The past week was full of economic news and created the largest jump in the 10 Year Treasury rates in over two years. It all started on Wednesday when the Fed’s announcement that it may start dialing back its 85 billion dollar monthly purchase of Treasury and mortgage backed securities.
What else happened last week that affected the real estate markets:
Tuesday’s Case-Shiller Composite Indices for April showed a strong momentum of recovery in almost all markets it sampled and according to the indices national home prices had increased by 12.10 percent as compared to April 2012. It was also worth noting that April’s reading also exceeded March’s reading of 10.10 percent year-over-year.
FHFA (Federal Housing Finance Authority) released its home prices report for April and noted that the average price for homes with mortgages owned by Fannie Mae or Freddie Mac increased by 7.40 percent and surpassed the March reading of 7.20 percent.
The Department of Commerce released New Home Sales for May and reported 476,000 new homes sold on a seasonally-adjusted annual basis. This exceeded expectations of 453,000 new home sales and surpassed April’s reading of 454,000 new homes sold.
Wednesday brought the Gross Domestic Product (GDP) report for the first quarter of 2013. The GDP grew by 1.80 percent against expectations of 2.40 percent. If anything, investor looked at the data and shrugged it off.
Freddie Mac’s Primary Mortgage Market Survey (PMMS) may have shown us the last days of rock bottom mortgage rates. The average mortgage rate for a 30-year fixed rate mortgage moved from last week’s 3.93 percent to 4.46 percent. Average rates for a 15-year fixed rate mortgage rose from 3.04 percent 3.50 percent and the largest weekly jump in mortgage rates in 26 years.
Although home rates are higher, rates under five percent in a growing economy will support a healthy housing marketing and may even help tame some of the hyper increases in home prices seen around the country of late. Home buyers still needing the lower rates may want to consider a 5/1 adjustable rate mortgage, which provides an average 5 year fixed rate of 2.74 percent. The fixed mortgage rate converts to a 1 year adjustable rate after the 60 payment and if you intend to live in your home for five years or less these mortgages could be a viable option.
The National Association of REALTORS® reported that Pending Home Sales in May rose by +6.70 percent to their highest level in six years.

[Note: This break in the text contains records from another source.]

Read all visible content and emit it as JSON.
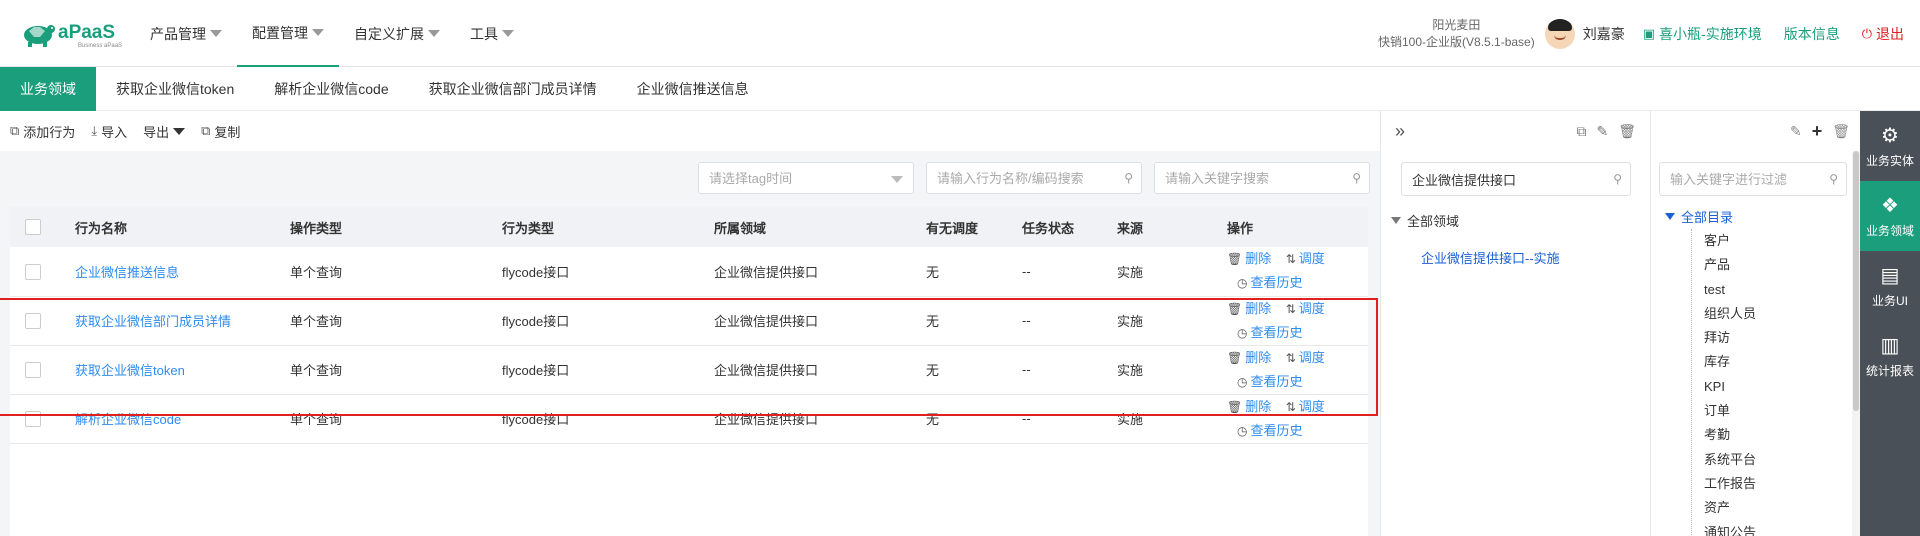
{
  "header": {
    "logo_text": "aPaaS",
    "logo_sub": "Business aPaaS",
    "nav": [
      {
        "label": "产品管理"
      },
      {
        "label": "配置管理"
      },
      {
        "label": "自定义扩展"
      },
      {
        "label": "工具"
      }
    ],
    "company_name": "阳光麦田",
    "company_version": "快销100-企业版(V8.5.1-base)",
    "username": "刘嘉豪",
    "env_link": "喜小瓶-实施环境",
    "version_link": "版本信息",
    "logout": "退出"
  },
  "tabs": [
    "业务领域",
    "获取企业微信token",
    "解析企业微信code",
    "获取企业微信部门成员详情",
    "企业微信推送信息"
  ],
  "toolbar": {
    "add": "添加行为",
    "import": "导入",
    "export": "导出",
    "copy": "复制"
  },
  "filters": {
    "tag_time": "请选择tag时间",
    "name_search": "请输入行为名称/编码搜索",
    "keyword_search": "请输入关键字搜索"
  },
  "table": {
    "headers": [
      "行为名称",
      "操作类型",
      "行为类型",
      "所属领域",
      "有无调度",
      "任务状态",
      "来源",
      "操作"
    ],
    "rows": [
      {
        "name": "企业微信推送信息",
        "op_type": "单个查询",
        "act_type": "flycode接口",
        "domain": "企业微信提供接口",
        "schedule": "无",
        "status": "--",
        "source": "实施"
      },
      {
        "name": "获取企业微信部门成员详情",
        "op_type": "单个查询",
        "act_type": "flycode接口",
        "domain": "企业微信提供接口",
        "schedule": "无",
        "status": "--",
        "source": "实施"
      },
      {
        "name": "获取企业微信token",
        "op_type": "单个查询",
        "act_type": "flycode接口",
        "domain": "企业微信提供接口",
        "schedule": "无",
        "status": "--",
        "source": "实施"
      },
      {
        "name": "解析企业微信code",
        "op_type": "单个查询",
        "act_type": "flycode接口",
        "domain": "企业微信提供接口",
        "schedule": "无",
        "status": "--",
        "source": "实施"
      }
    ],
    "ops": {
      "delete": "删除",
      "schedule": "调度",
      "history": "查看历史"
    }
  },
  "middle_panel": {
    "search_value": "企业微信提供接口",
    "tree_root": "全部领域",
    "tree_child": "企业微信提供接口--实施"
  },
  "dir_panel": {
    "placeholder": "输入关键字进行过滤",
    "root": "全部目录",
    "items": [
      "客户",
      "产品",
      "test",
      "组织人员",
      "拜访",
      "库存",
      "KPI",
      "订单",
      "考勤",
      "系统平台",
      "工作报告",
      "资产",
      "通知公告"
    ]
  },
  "sidebar": [
    {
      "label": "业务实体",
      "icon": "gear-doc-icon"
    },
    {
      "label": "业务领域",
      "icon": "cubes-icon"
    },
    {
      "label": "业务UI",
      "icon": "ui-doc-icon"
    },
    {
      "label": "统计报表",
      "icon": "bar-chart-icon"
    }
  ],
  "colors": {
    "accent": "#1a9e7c",
    "link": "#2d8cf0",
    "highlight": "#e02020",
    "sidebar": "#4a5057"
  }
}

Last week ended on a positive note with the Consumer Sentiment Index for June beating expectations of 83.0 and coming in at 84.1. May’s reading was 82.1 and higher consumer confidence is most likely driving demand for available homes.

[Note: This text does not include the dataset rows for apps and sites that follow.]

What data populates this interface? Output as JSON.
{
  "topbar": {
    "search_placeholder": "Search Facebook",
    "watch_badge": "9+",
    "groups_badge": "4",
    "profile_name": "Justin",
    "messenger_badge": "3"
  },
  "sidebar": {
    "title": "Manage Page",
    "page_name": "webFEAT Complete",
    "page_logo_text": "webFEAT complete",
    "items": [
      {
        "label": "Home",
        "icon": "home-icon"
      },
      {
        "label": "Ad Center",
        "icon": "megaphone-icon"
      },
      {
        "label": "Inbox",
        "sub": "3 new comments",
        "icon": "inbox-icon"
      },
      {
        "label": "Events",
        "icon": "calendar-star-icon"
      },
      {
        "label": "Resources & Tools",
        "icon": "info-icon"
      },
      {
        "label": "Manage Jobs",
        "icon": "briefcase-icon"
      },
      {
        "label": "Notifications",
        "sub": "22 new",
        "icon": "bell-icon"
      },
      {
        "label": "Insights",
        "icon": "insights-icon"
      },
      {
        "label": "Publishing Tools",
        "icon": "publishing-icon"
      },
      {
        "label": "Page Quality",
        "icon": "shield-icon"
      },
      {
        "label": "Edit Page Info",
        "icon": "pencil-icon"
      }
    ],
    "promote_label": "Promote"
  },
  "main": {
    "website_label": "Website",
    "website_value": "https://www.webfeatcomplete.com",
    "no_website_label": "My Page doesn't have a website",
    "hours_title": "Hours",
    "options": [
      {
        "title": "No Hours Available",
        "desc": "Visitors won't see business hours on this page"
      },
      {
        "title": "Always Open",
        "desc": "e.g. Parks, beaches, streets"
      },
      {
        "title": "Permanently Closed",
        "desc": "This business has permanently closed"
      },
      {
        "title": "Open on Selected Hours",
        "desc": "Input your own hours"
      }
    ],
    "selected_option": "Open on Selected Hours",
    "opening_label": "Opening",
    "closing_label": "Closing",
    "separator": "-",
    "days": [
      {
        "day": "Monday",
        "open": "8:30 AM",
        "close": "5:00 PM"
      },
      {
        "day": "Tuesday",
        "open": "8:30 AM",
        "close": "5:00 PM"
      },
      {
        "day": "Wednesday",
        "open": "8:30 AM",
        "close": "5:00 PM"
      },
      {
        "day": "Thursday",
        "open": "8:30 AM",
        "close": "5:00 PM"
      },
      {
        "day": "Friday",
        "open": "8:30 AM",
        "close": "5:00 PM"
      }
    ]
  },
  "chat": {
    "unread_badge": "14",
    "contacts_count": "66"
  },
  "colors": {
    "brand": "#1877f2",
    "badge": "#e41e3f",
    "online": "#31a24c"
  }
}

This week’s scheduled economic news includes Construction Spending for May, which is up by 0.5 percent.
The ADP private sector jobs report is scheduled for release on Wednesday.

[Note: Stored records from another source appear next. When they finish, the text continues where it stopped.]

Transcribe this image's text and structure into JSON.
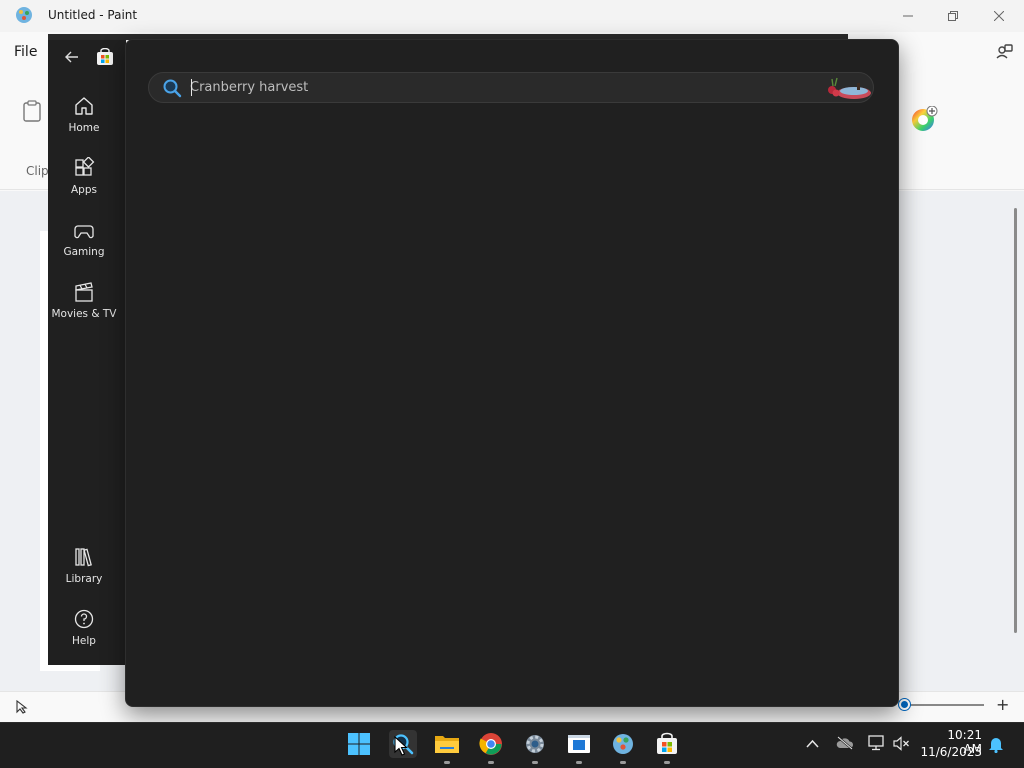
{
  "paint": {
    "title": "Untitled - Paint",
    "menu_file": "File",
    "ribbon_clip_label": "Clip",
    "window_controls": {
      "minimize_icon": "minimize-icon",
      "maximize_icon": "restore-icon",
      "close_icon": "close-icon"
    }
  },
  "store": {
    "nav": {
      "back_icon": "back-arrow-icon",
      "items": [
        {
          "label": "Home",
          "icon": "home-icon"
        },
        {
          "label": "Apps",
          "icon": "apps-icon"
        },
        {
          "label": "Gaming",
          "icon": "gamepad-icon"
        },
        {
          "label": "Movies & TV",
          "icon": "clapperboard-icon"
        }
      ],
      "bottom_items": [
        {
          "label": "Library",
          "icon": "library-icon"
        },
        {
          "label": "Help",
          "icon": "help-icon"
        }
      ]
    },
    "search": {
      "placeholder": "Cranberry harvest",
      "value": ""
    }
  },
  "taskbar": {
    "apps": [
      "start-icon",
      "search-icon",
      "file-explorer-icon",
      "chrome-icon",
      "settings-icon",
      "notepad-icon",
      "paint-icon",
      "store-icon"
    ],
    "time": "10:21 AM",
    "date": "11/6/2023"
  },
  "colors": {
    "accent": "#0067c0",
    "store_bg": "#202020",
    "taskbar_bg": "#1f1f1f"
  }
}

Thursday the financial markets are closed as we celebrate the July 4th holiday.
Friday brings the Department of Labor’s Non-farm Payrolls Report and the National Unemployment Rate. Home buyers who are still floating their rates may want to see where the unemployment rate is, before locking in their mortgage. If unemployment stays steady at 7.60 percent, it could reduce investor fears that the Fed will start reducing its QE3 monetary program any time soon, which could lead to slightly lower rates or closing cost we have seen this past week.
To learn more about the home buying market and what’s going on in your city visit “The Home Buyer’s Korner” to the right of our blog.